* _Problem to solve_
Once you have read the data below, write it all out exactly.
==================================================
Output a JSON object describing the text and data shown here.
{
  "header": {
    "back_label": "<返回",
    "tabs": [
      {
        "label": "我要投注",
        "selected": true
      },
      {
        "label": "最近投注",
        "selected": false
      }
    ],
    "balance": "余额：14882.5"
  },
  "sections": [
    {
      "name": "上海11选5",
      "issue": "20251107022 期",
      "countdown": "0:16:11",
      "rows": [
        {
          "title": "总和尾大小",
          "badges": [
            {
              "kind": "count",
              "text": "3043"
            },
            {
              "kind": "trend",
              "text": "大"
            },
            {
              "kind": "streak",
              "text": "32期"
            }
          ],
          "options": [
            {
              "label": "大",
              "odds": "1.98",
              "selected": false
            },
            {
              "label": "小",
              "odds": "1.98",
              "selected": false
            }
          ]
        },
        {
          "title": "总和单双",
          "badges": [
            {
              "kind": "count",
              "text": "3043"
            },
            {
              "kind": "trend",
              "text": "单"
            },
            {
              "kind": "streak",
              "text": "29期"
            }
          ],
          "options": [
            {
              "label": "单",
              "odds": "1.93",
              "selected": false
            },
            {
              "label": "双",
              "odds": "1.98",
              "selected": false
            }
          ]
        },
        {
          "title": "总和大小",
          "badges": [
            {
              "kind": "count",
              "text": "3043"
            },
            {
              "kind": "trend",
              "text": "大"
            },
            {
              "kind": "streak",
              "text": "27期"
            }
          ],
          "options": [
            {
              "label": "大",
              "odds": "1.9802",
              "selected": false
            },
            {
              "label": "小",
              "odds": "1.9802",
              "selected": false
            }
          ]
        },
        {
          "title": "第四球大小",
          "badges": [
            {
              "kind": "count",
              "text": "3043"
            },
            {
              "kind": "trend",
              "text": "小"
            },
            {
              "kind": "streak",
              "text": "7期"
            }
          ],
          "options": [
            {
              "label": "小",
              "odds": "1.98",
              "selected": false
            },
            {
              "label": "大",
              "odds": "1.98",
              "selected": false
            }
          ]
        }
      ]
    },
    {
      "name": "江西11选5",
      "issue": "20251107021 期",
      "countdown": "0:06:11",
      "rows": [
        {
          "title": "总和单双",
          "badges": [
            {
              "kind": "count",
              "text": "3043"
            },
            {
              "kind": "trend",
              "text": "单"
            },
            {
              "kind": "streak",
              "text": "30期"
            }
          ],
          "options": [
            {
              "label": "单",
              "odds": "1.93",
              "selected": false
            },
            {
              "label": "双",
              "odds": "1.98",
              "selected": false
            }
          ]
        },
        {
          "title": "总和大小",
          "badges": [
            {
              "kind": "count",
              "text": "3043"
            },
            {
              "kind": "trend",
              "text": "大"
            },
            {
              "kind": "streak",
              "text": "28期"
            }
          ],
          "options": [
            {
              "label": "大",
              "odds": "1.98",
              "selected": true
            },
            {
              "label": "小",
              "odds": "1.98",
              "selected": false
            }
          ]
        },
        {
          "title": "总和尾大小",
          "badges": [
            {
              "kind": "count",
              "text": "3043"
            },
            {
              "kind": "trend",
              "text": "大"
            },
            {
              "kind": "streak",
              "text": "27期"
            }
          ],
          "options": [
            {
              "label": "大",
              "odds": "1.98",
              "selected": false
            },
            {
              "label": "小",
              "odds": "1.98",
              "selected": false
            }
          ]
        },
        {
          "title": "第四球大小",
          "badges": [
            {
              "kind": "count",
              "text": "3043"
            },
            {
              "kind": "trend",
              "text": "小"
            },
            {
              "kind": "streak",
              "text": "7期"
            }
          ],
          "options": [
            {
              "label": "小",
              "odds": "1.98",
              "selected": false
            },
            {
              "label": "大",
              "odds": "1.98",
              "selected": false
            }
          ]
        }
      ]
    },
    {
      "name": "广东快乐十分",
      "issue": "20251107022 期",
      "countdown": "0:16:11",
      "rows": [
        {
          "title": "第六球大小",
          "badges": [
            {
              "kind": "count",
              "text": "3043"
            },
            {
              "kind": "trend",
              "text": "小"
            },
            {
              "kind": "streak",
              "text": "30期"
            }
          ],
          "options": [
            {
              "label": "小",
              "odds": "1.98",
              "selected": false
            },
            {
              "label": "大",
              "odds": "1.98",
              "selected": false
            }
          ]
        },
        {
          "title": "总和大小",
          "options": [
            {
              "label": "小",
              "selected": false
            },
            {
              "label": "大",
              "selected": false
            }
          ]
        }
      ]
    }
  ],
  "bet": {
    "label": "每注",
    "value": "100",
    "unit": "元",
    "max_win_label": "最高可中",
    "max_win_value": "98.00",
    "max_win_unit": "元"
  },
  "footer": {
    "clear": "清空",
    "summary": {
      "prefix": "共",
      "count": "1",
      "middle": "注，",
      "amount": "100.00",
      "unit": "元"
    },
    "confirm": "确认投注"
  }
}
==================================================
* _Task output_
Output a JSON object describing the text and data shown here.
{
  "header": {
    "back_label": "<返回",
    "tabs": [
      {
        "label": "我要投注",
        "selected": true
      },
      {
        "label": "最近投注",
        "selected": false
      }
    ],
    "balance": "余额：14882.5"
  },
  "sections": [
    {
      "name": "上海11选5",
      "issue": "20251107022 期",
      "countdown": "0:16:11",
      "rows": [
        {
          "title": "总和尾大小",
          "badges": [
            {
              "kind": "count",
              "text": "3043"
            },
            {
              "kind": "trend",
              "text": "大"
            },
            {
              "kind": "streak",
              "text": "32期"
            }
          ],
          "options": [
            {
              "label": "大",
              "odds": "1.98",
              "selected": false
            },
            {
              "label": "小",
              "odds": "1.98",
              "selected": false
            }
          ]
        },
        {
          "title": "总和单双",
          "badges": [
            {
              "kind": "count",
              "text": "3043"
            },
            {
              "kind": "trend",
              "text": "单"
            },
            {
              "kind": "streak",
              "text": "29期"
            }
          ],
          "options": [
            {
              "label": "单",
              "odds": "1.93",
              "selected": false
            },
            {
              "label": "双",
              "odds": "1.98",
              "selected": false
            }
          ]
        },
        {
          "title": "总和大小",
          "badges": [
            {
              "kind": "count",
              "text": "3043"
            },
            {
              "kind": "trend",
              "text": "大"
            },
            {
              "kind": "streak",
              "text": "27期"
            }
          ],
          "options": [
            {
              "label": "大",
              "odds": "1.9802",
              "selected": false
            },
            {
              "label": "小",
              "odds": "1.9802",
              "selected": false
            }
          ]
        },
        {
          "title": "第四球大小",
          "badges": [
            {
              "kind": "count",
              "text": "3043"
            },
            {
              "kind": "trend",
              "text": "小"
            },
            {
              "kind": "streak",
              "text": "7期"
            }
          ],
          "options": [
            {
              "label": "小",
              "odds": "1.98",
              "selected": false
            },
            {
              "label": "大",
              "odds": "1.98",
              "selected": false
            }
          ]
        }
      ]
    },
    {
      "name": "江西11选5",
      "issue": "20251107021 期",
      "countdown": "0:06:11",
      "rows": [
        {
          "title": "总和单双",
          "badges": [
            {
              "kind": "count",
              "text": "3043"
            },
            {
              "kind": "trend",
              "text": "单"
            },
            {
              "kind": "streak",
              "text": "30期"
            }
          ],
          "options": [
            {
              "label": "单",
              "odds": "1.93",
              "selected": false
            },
            {
              "label": "双",
              "odds": "1.98",
              "selected": false
            }
          ]
        },
        {
          "title": "总和大小",
          "badges": [
            {
              "kind": "count",
              "text": "3043"
            },
            {
              "kind": "trend",
              "text": "大"
            },
            {
              "kind": "streak",
              "text": "28期"
            }
          ],
          "options": [
            {
              "label": "大",
              "odds": "1.98",
              "selected": true
            },
            {
              "label": "小",
              "odds": "1.98",
              "selected": false
            }
          ]
        },
        {
          "title": "总和尾大小",
          "badges": [
            {
              "kind": "count",
              "text": "3043"
            },
            {
              "kind": "trend",
              "text": "大"
            },
            {
              "kind": "streak",
              "text": "27期"
            }
          ],
          "options": [
            {
              "label": "大",
              "odds": "1.98",
              "selected": false
            },
            {
              "label": "小",
              "odds": "1.98",
              "selected": false
            }
          ]
        },
        {
          "title": "第四球大小",
          "badges": [
            {
              "kind": "count",
              "text": "3043"
            },
            {
              "kind": "trend",
              "text": "小"
            },
            {
              "kind": "streak",
              "text": "7期"
            }
          ],
          "options": [
            {
              "label": "小",
              "odds": "1.98",
              "selected": false
            },
            {
              "label": "大",
              "odds": "1.98",
              "selected": false
            }
          ]
        }
      ]
    },
    {
      "name": "广东快乐十分",
      "issue": "20251107022 期",
      "countdown": "0:16:11",
      "rows": [
        {
          "title": "第六球大小",
          "badges": [
            {
              "kind": "count",
              "text": "3043"
            },
            {
              "kind": "trend",
              "text": "小"
            },
            {
              "kind": "streak",
              "text": "30期"
            }
          ],
          "options": [
            {
              "label": "小",
              "odds": "1.98",
              "selected": false
            },
            {
              "label": "大",
              "odds": "1.98",
              "selected": false
            }
          ]
        },
        {
          "title": "总和大小",
          "options": [
            {
              "label": "小",
              "selected": false
            },
            {
              "label": "大",
              "selected": false
            }
          ]
        }
      ]
    }
  ],
  "bet": {
    "label": "每注",
    "value": "100",
    "unit": "元",
    "max_win_label": "最高可中",
    "max_win_value": "98.00",
    "max_win_unit": "元"
  },
  "footer": {
    "clear": "清空",
    "summary": {
      "prefix": "共",
      "count": "1",
      "middle": "注，",
      "amount": "100.00",
      "unit": "元"
    },
    "confirm": "确认投注"
  }
}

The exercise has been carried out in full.